Return the records word for word. Any pictures in them are not part of the copy.

Interface dataset entries
==*==
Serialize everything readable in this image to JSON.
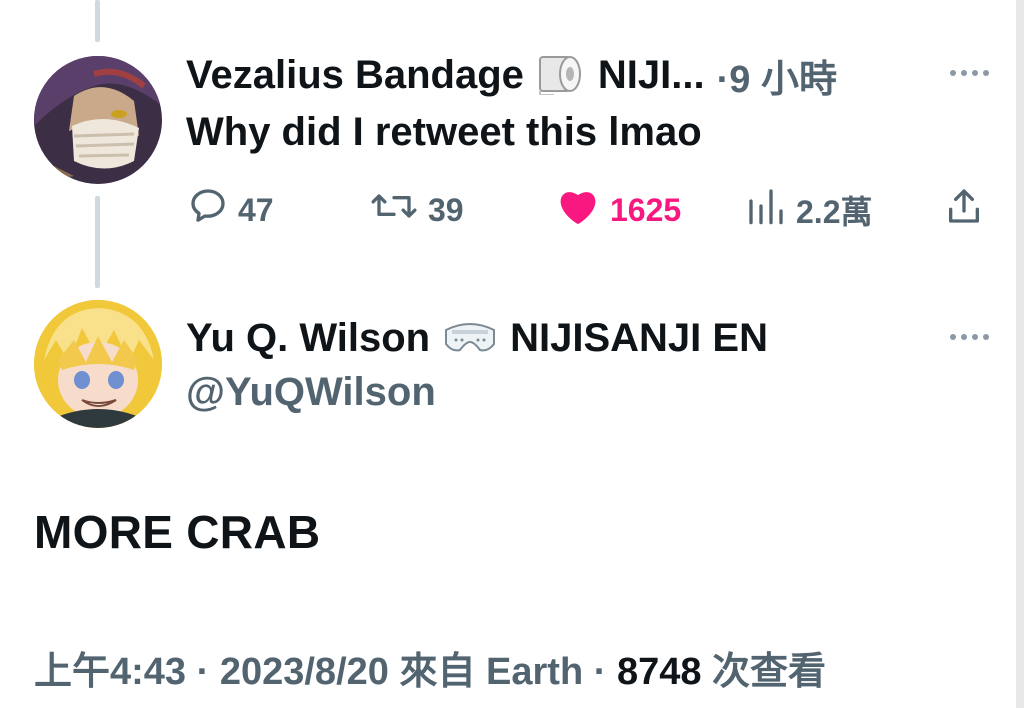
{
  "reply": {
    "display_name": "Vezalius Bandage",
    "name_suffix": "NIJI...",
    "time_ago": "·9 小時",
    "text": "Why did I retweet this lmao",
    "stats": {
      "replies": "47",
      "retweets": "39",
      "likes": "1625",
      "views": "2.2萬"
    }
  },
  "tweet": {
    "display_name": "Yu Q. Wilson",
    "name_suffix": "NIJISANJI EN",
    "handle": "@YuQWilson",
    "text": "MORE CRAB",
    "footer": {
      "time": "上午4:43",
      "sep1": " · ",
      "date": "2023/8/20",
      "source_prefix": " 來自 ",
      "source": "Earth",
      "sep2": " · ",
      "views": "8748",
      "views_label": " 次查看"
    }
  },
  "colors": {
    "like": "#f91880",
    "secondary": "#536471",
    "thread_line": "#cfd9de"
  }
}
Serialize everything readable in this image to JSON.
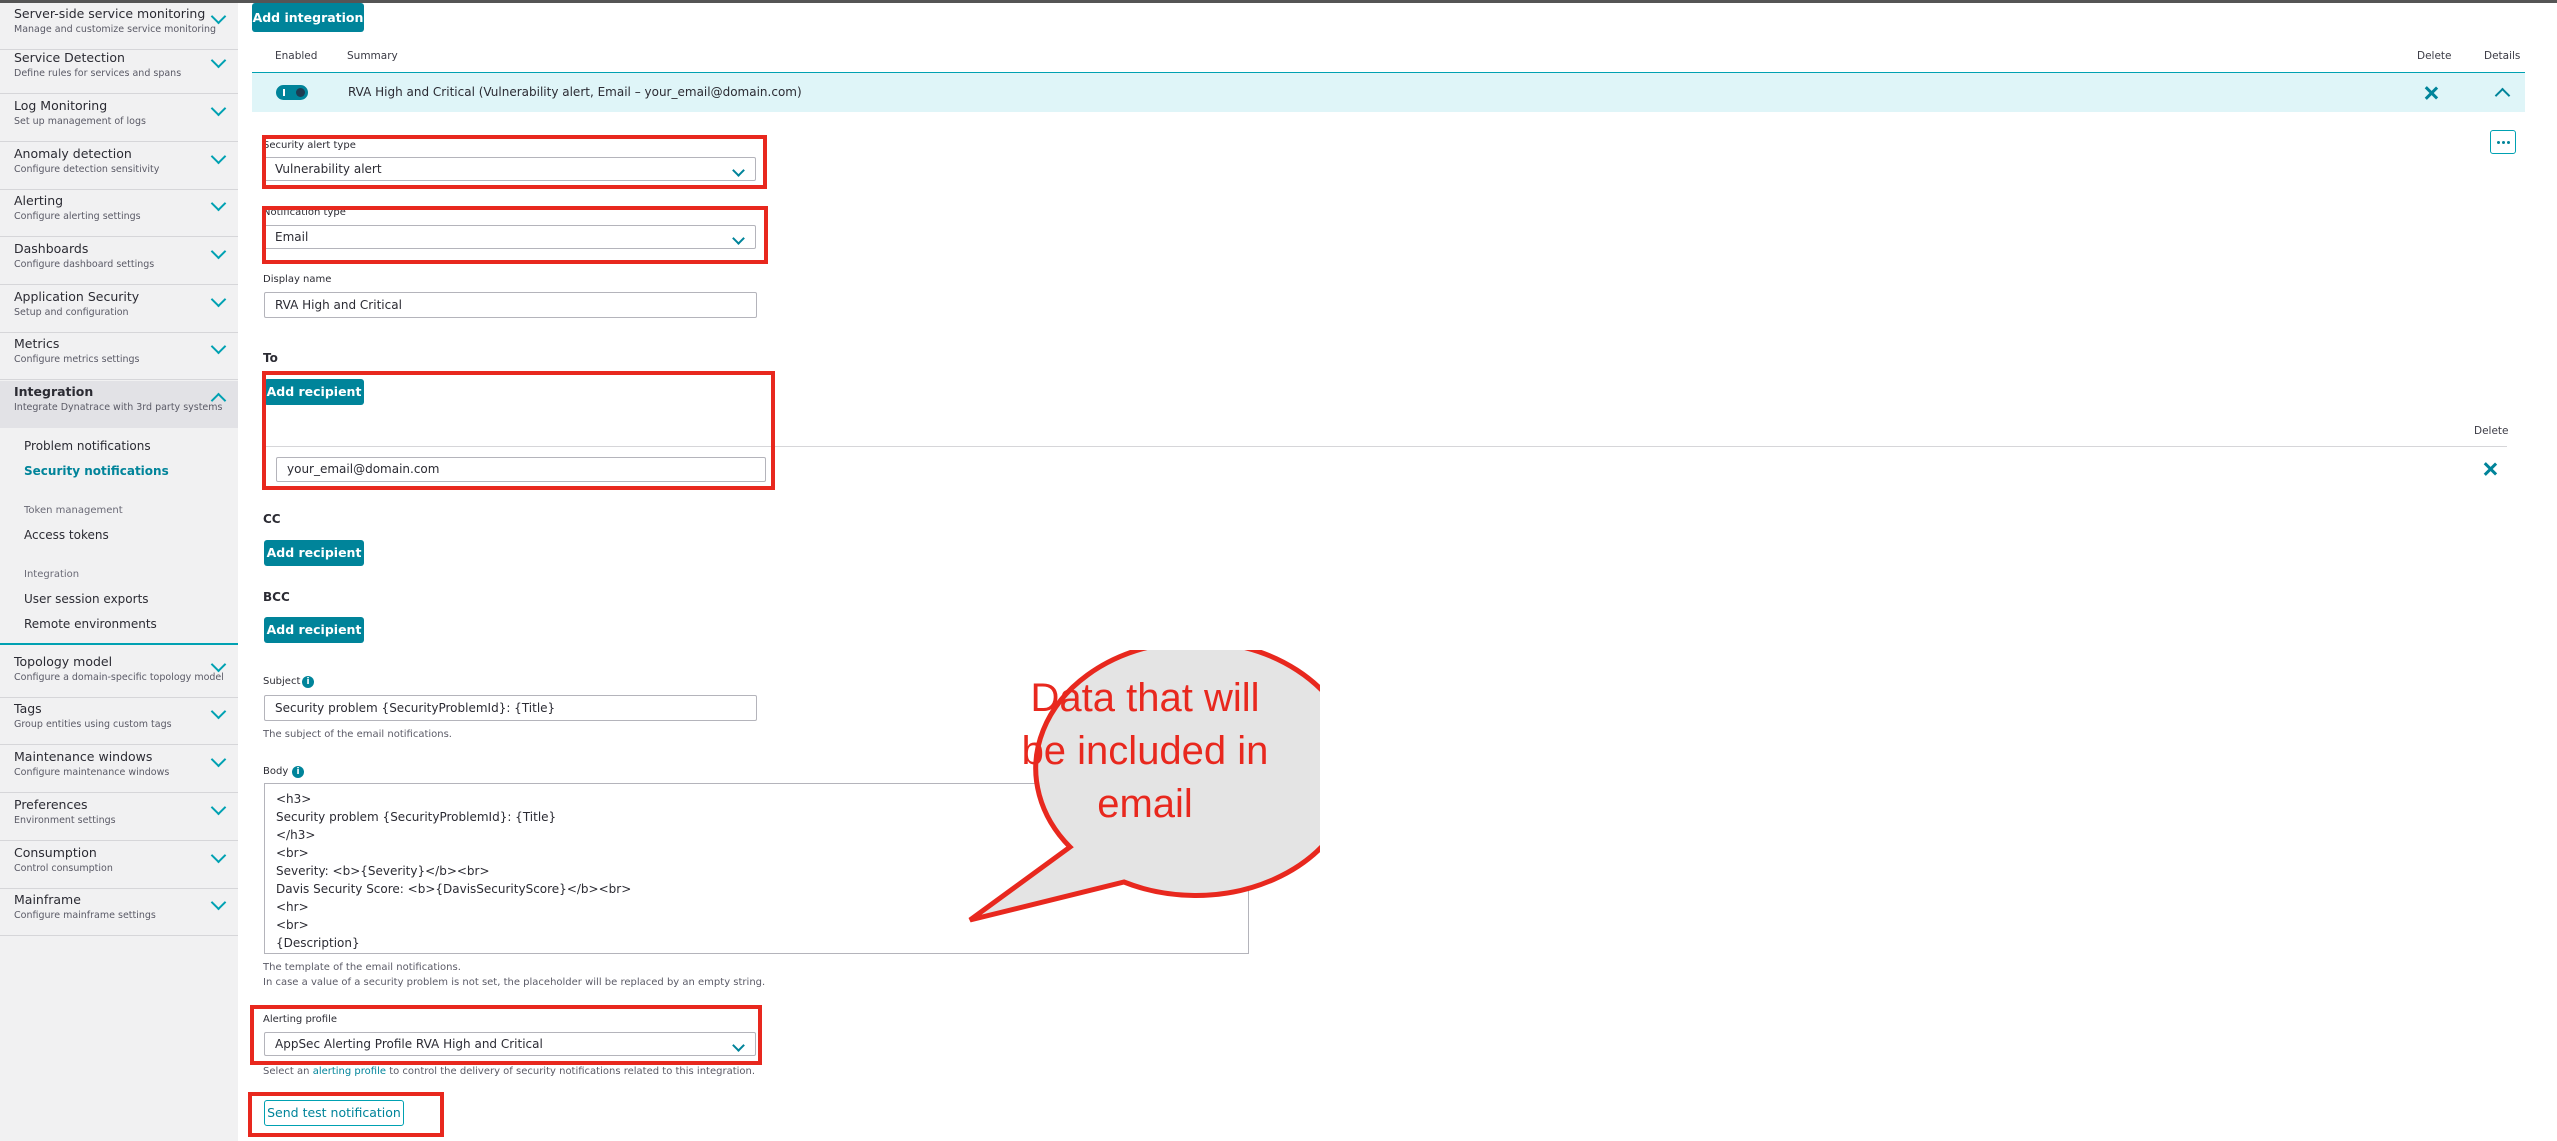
{
  "sidebar": {
    "sections": [
      {
        "title": "Server-side service monitoring",
        "subtitle": "Manage and customize service monitoring"
      },
      {
        "title": "Service Detection",
        "subtitle": "Define rules for services and spans"
      },
      {
        "title": "Log Monitoring",
        "subtitle": "Set up management of logs"
      },
      {
        "title": "Anomaly detection",
        "subtitle": "Configure detection sensitivity"
      },
      {
        "title": "Alerting",
        "subtitle": "Configure alerting settings"
      },
      {
        "title": "Dashboards",
        "subtitle": "Configure dashboard settings"
      },
      {
        "title": "Application Security",
        "subtitle": "Setup and configuration"
      },
      {
        "title": "Metrics",
        "subtitle": "Configure metrics settings"
      },
      {
        "title": "Integration",
        "subtitle": "Integrate Dynatrace with 3rd party systems"
      }
    ],
    "integration_items": {
      "problem_notifications": "Problem notifications",
      "security_notifications": "Security notifications",
      "token_management_head": "Token management",
      "access_tokens": "Access tokens",
      "integration_head": "Integration",
      "user_session_exports": "User session exports",
      "remote_environments": "Remote environments"
    },
    "lower_sections": [
      {
        "title": "Topology model",
        "subtitle": "Configure a domain-specific topology model"
      },
      {
        "title": "Tags",
        "subtitle": "Group entities using custom tags"
      },
      {
        "title": "Maintenance windows",
        "subtitle": "Configure maintenance windows"
      },
      {
        "title": "Preferences",
        "subtitle": "Environment settings"
      },
      {
        "title": "Consumption",
        "subtitle": "Control consumption"
      },
      {
        "title": "Mainframe",
        "subtitle": "Configure mainframe settings"
      }
    ]
  },
  "main": {
    "add_integration": "Add integration",
    "columns": {
      "enabled": "Enabled",
      "summary": "Summary",
      "delete": "Delete",
      "details": "Details"
    },
    "integration_summary": "RVA High and Critical (Vulnerability alert, Email – your_email@domain.com)",
    "security_alert_type_label": "Security alert type",
    "security_alert_type_value": "Vulnerability alert",
    "notification_type_label": "Notification type",
    "notification_type_value": "Email",
    "display_name_label": "Display name",
    "display_name_value": "RVA High and Critical",
    "to_label": "To",
    "add_recipient": "Add recipient",
    "recipient_delete_header": "Delete",
    "recipient_value": "your_email@domain.com",
    "cc_label": "CC",
    "bcc_label": "BCC",
    "subject_label": "Subject",
    "subject_value": "Security problem {SecurityProblemId}: {Title}",
    "subject_help": "The subject of the email notifications.",
    "body_label": "Body",
    "body_value": "<h3>\nSecurity problem {SecurityProblemId}: {Title}\n</h3>\n<br>\nSeverity: <b>{Severity}</b><br>\nDavis Security Score: <b>{DavisSecurityScore}</b><br>\n<hr>\n<br>\n{Description}",
    "body_help_1": "The template of the email notifications.",
    "body_help_2": "In case a value of a security problem is not set, the placeholder will be replaced by an empty string.",
    "alerting_profile_label": "Alerting profile",
    "alerting_profile_value": "AppSec Alerting Profile RVA High and Critical",
    "alerting_help_pre": "Select an ",
    "alerting_help_link": "alerting profile",
    "alerting_help_post": " to control the delivery of security notifications related to this integration.",
    "send_test": "Send test notification"
  },
  "annotation": {
    "callout_text": "Data that will be included in email",
    "color": "#e8281e"
  }
}
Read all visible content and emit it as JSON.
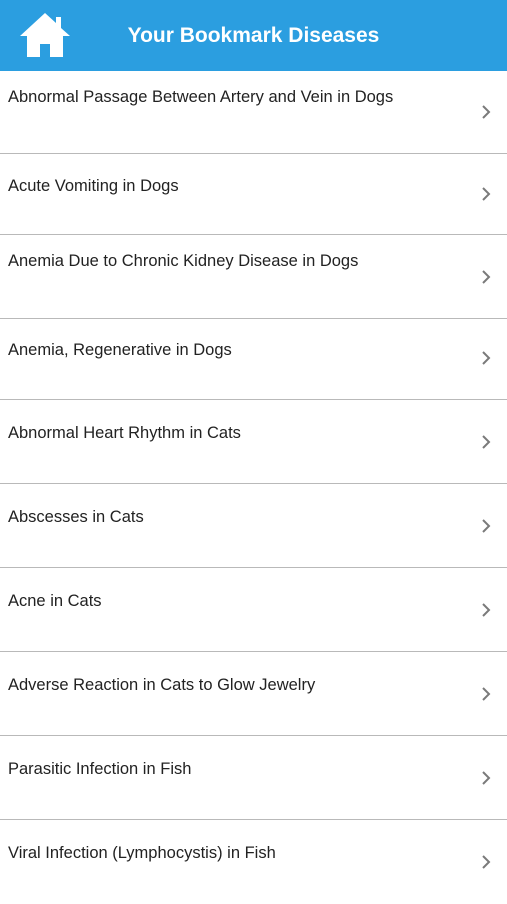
{
  "header": {
    "title": "Your Bookmark Diseases",
    "home_icon": "home-icon",
    "accent_color": "#2b9ee0"
  },
  "items": [
    {
      "label": "Abnormal Passage Between Artery and Vein in Dogs"
    },
    {
      "label": "Acute Vomiting in Dogs"
    },
    {
      "label": "Anemia Due to Chronic Kidney Disease in Dogs"
    },
    {
      "label": "Anemia, Regenerative in Dogs"
    },
    {
      "label": "Abnormal Heart Rhythm in Cats"
    },
    {
      "label": "Abscesses in Cats"
    },
    {
      "label": "Acne in Cats"
    },
    {
      "label": "Adverse Reaction in Cats to Glow Jewelry"
    },
    {
      "label": "Parasitic Infection in Fish"
    },
    {
      "label": "Viral Infection (Lymphocystis) in Fish"
    }
  ]
}
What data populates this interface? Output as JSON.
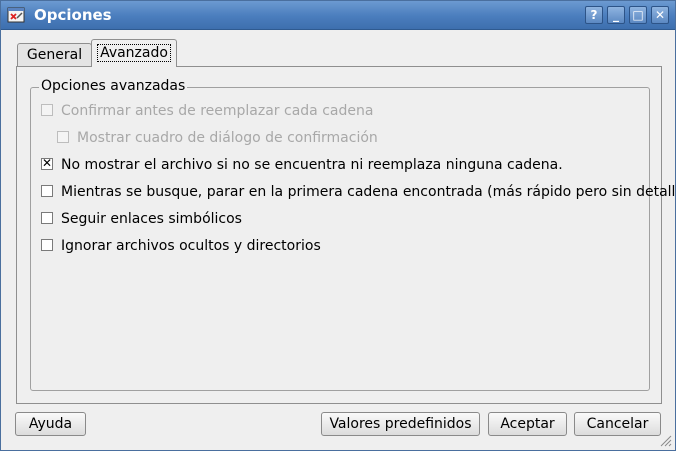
{
  "window": {
    "title": "Opciones",
    "help_label": "?",
    "minimize_label": "_",
    "maximize_label": "□",
    "close_label": "✕"
  },
  "tabs": [
    {
      "label": "General",
      "active": false
    },
    {
      "label": "Avanzado",
      "active": true
    }
  ],
  "group": {
    "title": "Opciones avanzadas",
    "options": [
      {
        "label": "Confirmar antes de reemplazar cada cadena",
        "checked": false,
        "enabled": false
      },
      {
        "label": "Mostrar cuadro de diálogo de confirmación",
        "checked": false,
        "enabled": false
      },
      {
        "label": "No mostrar el archivo si no se encuentra ni reemplaza ninguna cadena.",
        "checked": true,
        "enabled": true
      },
      {
        "label": "Mientras se busque, parar en la primera cadena encontrada (más rápido pero sin detalles)",
        "checked": false,
        "enabled": true
      },
      {
        "label": "Seguir enlaces simbólicos",
        "checked": false,
        "enabled": true
      },
      {
        "label": "Ignorar archivos ocultos y directorios",
        "checked": false,
        "enabled": true
      }
    ]
  },
  "buttons": {
    "help": "Ayuda",
    "defaults": "Valores predefinidos",
    "accept": "Aceptar",
    "cancel": "Cancelar"
  },
  "colors": {
    "titlebar": "#4a7dbd",
    "window_bg": "#efefef",
    "disabled_text": "#a8a8a8"
  }
}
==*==
→ Response below:
Serialize everything readable in this image to JSON.
{
  "reply": {
    "display_name": "Vezalius Bandage",
    "name_suffix": "NIJI...",
    "time_ago": "·9 小時",
    "text": "Why did I retweet this lmao",
    "stats": {
      "replies": "47",
      "retweets": "39",
      "likes": "1625",
      "views": "2.2萬"
    }
  },
  "tweet": {
    "display_name": "Yu Q. Wilson",
    "name_suffix": "NIJISANJI EN",
    "handle": "@YuQWilson",
    "text": "MORE CRAB",
    "footer": {
      "time": "上午4:43",
      "sep1": " · ",
      "date": "2023/8/20",
      "source_prefix": " 來自 ",
      "source": "Earth",
      "sep2": " · ",
      "views": "8748",
      "views_label": " 次查看"
    }
  },
  "colors": {
    "like": "#f91880",
    "secondary": "#536471",
    "thread_line": "#cfd9de"
  }
}
Serialize everything readable in this image to JSON.
{
  "sidebar": {
    "sections": [
      {
        "title": "Server-side service monitoring",
        "subtitle": "Manage and customize service monitoring"
      },
      {
        "title": "Service Detection",
        "subtitle": "Define rules for services and spans"
      },
      {
        "title": "Log Monitoring",
        "subtitle": "Set up management of logs"
      },
      {
        "title": "Anomaly detection",
        "subtitle": "Configure detection sensitivity"
      },
      {
        "title": "Alerting",
        "subtitle": "Configure alerting settings"
      },
      {
        "title": "Dashboards",
        "subtitle": "Configure dashboard settings"
      },
      {
        "title": "Application Security",
        "subtitle": "Setup and configuration"
      },
      {
        "title": "Metrics",
        "subtitle": "Configure metrics settings"
      },
      {
        "title": "Integration",
        "subtitle": "Integrate Dynatrace with 3rd party systems"
      }
    ],
    "integration_items": {
      "problem_notifications": "Problem notifications",
      "security_notifications": "Security notifications",
      "token_management_head": "Token management",
      "access_tokens": "Access tokens",
      "integration_head": "Integration",
      "user_session_exports": "User session exports",
      "remote_environments": "Remote environments"
    },
    "lower_sections": [
      {
        "title": "Topology model",
        "subtitle": "Configure a domain-specific topology model"
      },
      {
        "title": "Tags",
        "subtitle": "Group entities using custom tags"
      },
      {
        "title": "Maintenance windows",
        "subtitle": "Configure maintenance windows"
      },
      {
        "title": "Preferences",
        "subtitle": "Environment settings"
      },
      {
        "title": "Consumption",
        "subtitle": "Control consumption"
      },
      {
        "title": "Mainframe",
        "subtitle": "Configure mainframe settings"
      }
    ]
  },
  "main": {
    "add_integration": "Add integration",
    "columns": {
      "enabled": "Enabled",
      "summary": "Summary",
      "delete": "Delete",
      "details": "Details"
    },
    "integration_summary": "RVA High and Critical (Vulnerability alert, Email – your_email@domain.com)",
    "security_alert_type_label": "Security alert type",
    "security_alert_type_value": "Vulnerability alert",
    "notification_type_label": "Notification type",
    "notification_type_value": "Email",
    "display_name_label": "Display name",
    "display_name_value": "RVA High and Critical",
    "to_label": "To",
    "add_recipient": "Add recipient",
    "recipient_delete_header": "Delete",
    "recipient_value": "your_email@domain.com",
    "cc_label": "CC",
    "bcc_label": "BCC",
    "subject_label": "Subject",
    "subject_value": "Security problem {SecurityProblemId}: {Title}",
    "subject_help": "The subject of the email notifications.",
    "body_label": "Body",
    "body_value": "<h3>\nSecurity problem {SecurityProblemId}: {Title}\n</h3>\n<br>\nSeverity: <b>{Severity}</b><br>\nDavis Security Score: <b>{DavisSecurityScore}</b><br>\n<hr>\n<br>\n{Description}",
    "body_help_1": "The template of the email notifications.",
    "body_help_2": "In case a value of a security problem is not set, the placeholder will be replaced by an empty string.",
    "alerting_profile_label": "Alerting profile",
    "alerting_profile_value": "AppSec Alerting Profile RVA High and Critical",
    "alerting_help_pre": "Select an ",
    "alerting_help_link": "alerting profile",
    "alerting_help_post": " to control the delivery of security notifications related to this integration.",
    "send_test": "Send test notification"
  },
  "annotation": {
    "callout_text": "Data that will be included in email",
    "color": "#e8281e"
  }
}
Read all visible content and emit it as JSON.
{
  "header": {
    "title": "Your Bookmark Diseases",
    "home_icon": "home-icon",
    "accent_color": "#2b9ee0"
  },
  "items": [
    {
      "label": "Abnormal Passage Between Artery and Vein in Dogs"
    },
    {
      "label": "Acute Vomiting in Dogs"
    },
    {
      "label": "Anemia Due to Chronic Kidney Disease in Dogs"
    },
    {
      "label": "Anemia, Regenerative in Dogs"
    },
    {
      "label": "Abnormal Heart Rhythm in Cats"
    },
    {
      "label": "Abscesses in Cats"
    },
    {
      "label": "Acne in Cats"
    },
    {
      "label": "Adverse Reaction in Cats to Glow Jewelry"
    },
    {
      "label": "Parasitic Infection in Fish"
    },
    {
      "label": "Viral Infection (Lymphocystis) in Fish"
    }
  ]
}
What data populates this interface? Output as JSON.
{
  "window": {
    "title": "Opciones",
    "help_label": "?",
    "minimize_label": "_",
    "maximize_label": "□",
    "close_label": "✕"
  },
  "tabs": [
    {
      "label": "General",
      "active": false
    },
    {
      "label": "Avanzado",
      "active": true
    }
  ],
  "group": {
    "title": "Opciones avanzadas",
    "options": [
      {
        "label": "Confirmar antes de reemplazar cada cadena",
        "checked": false,
        "enabled": false
      },
      {
        "label": "Mostrar cuadro de diálogo de confirmación",
        "checked": false,
        "enabled": false
      },
      {
        "label": "No mostrar el archivo si no se encuentra ni reemplaza ninguna cadena.",
        "checked": true,
        "enabled": true
      },
      {
        "label": "Mientras se busque, parar en la primera cadena encontrada (más rápido pero sin detalles)",
        "checked": false,
        "enabled": true
      },
      {
        "label": "Seguir enlaces simbólicos",
        "checked": false,
        "enabled": true
      },
      {
        "label": "Ignorar archivos ocultos y directorios",
        "checked": false,
        "enabled": true
      }
    ]
  },
  "buttons": {
    "help": "Ayuda",
    "defaults": "Valores predefinidos",
    "accept": "Aceptar",
    "cancel": "Cancelar"
  },
  "colors": {
    "titlebar": "#4a7dbd",
    "window_bg": "#efefef",
    "disabled_text": "#a8a8a8"
  }
}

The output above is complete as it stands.